Because she was so popular, in 1939 when Howard University planned to host a concert with Marian, a large turnout was expected. The only hall large enough to hold the expected crowd was Constitution Hall belonging to the Daughters of the American Revolution. When they were approached, the DAR refused to allow a black artist to perform in the Hall. This caused quite a stir which prompted the resignation of many members, including First Lady Eleanor Roosevelt.

Marian Anderson before the Lincoln Memorial in 1939.

Marian Anderson before the Lincoln Memorial in 1939.

The First Lady had considered what to do. She wrote in her newspaper column about the sometimes difficult choice of whether to remain in an organization and work for change from within, or to leave the organization in protest. At times Eleanor felt that making a problem public was not the best strategy, but the rejection of Marian Anderson by the DAR was already public, so she chose to leave the organization and let it be known why.

Not long before this, Eleanor had attended the Southern Conference on Human Welfare in Birmingham, Alabama. The Conference had a large number of black delegates, but the city insisted that they adhere to the cities segregation laws. When Eleanor arrived with her friend Mary McLeod Bethune, the police told her that she couldn’t sit with her friend. Her solution was to have her chair moved to the center aisle where she would sit neither on the “white” side nor the “colored” side. This caused quite a stir as did her resignation from the DAR.

Eleanor’s decision to resign from the DAR received world-wide attention. She had her opponents, but many more who supported her decision. In the wake of the uproar, Walter White, executive secretary of the NAACP, and Marian’s manager Sol Hurok came up with the idea of an open air concert in front of the Lincoln Memorial. With the support of both the President and First Lady, they approached Secretary of the Interior Harold Ickes to arrange it. The gathering was a great success.

Marian Anderson went on to have a long distinguished career. She was the first African American to perform at the Metropolitan Opera; she continued to tour in Europe and toured Australia, India, and the Far East; and she entertained troops during WWII. In 1943, she even performed at Constitution Hall at the invitation of the DAR as a benefit for the Red Cross.

It seems fitting that Marian would begin her final concert tour at Constitution Hall in October 1964 and end at Carnegie Hall on April 18, 1965. Although officially retired she continued to appear publicly. She was active in the civil rights movement, giving benefit concerts and inspiring many others. Marian was the recipient of many awards during her life including the Presidential Medal of Freedom, the Grammy Lifetime Achievement Award, the United Nations Peace Prize, and the George Peabody Medal.

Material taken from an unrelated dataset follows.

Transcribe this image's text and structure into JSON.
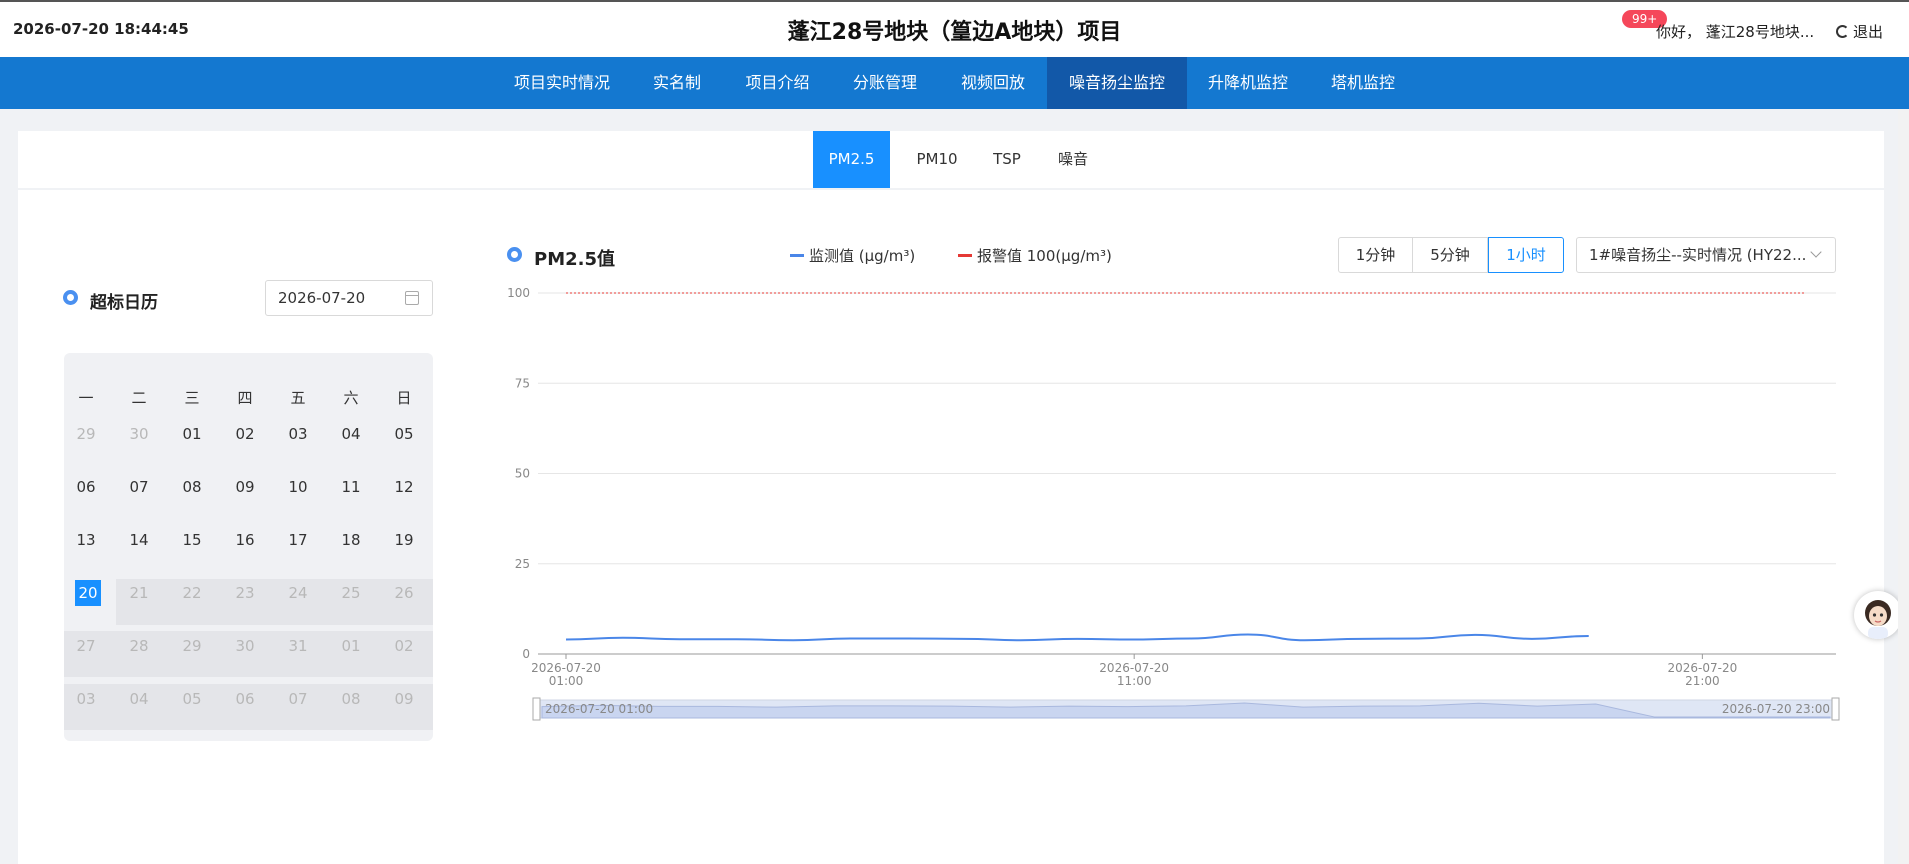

MarianAndersonstamp

Related Posts Plugin for WordPress, Blogger...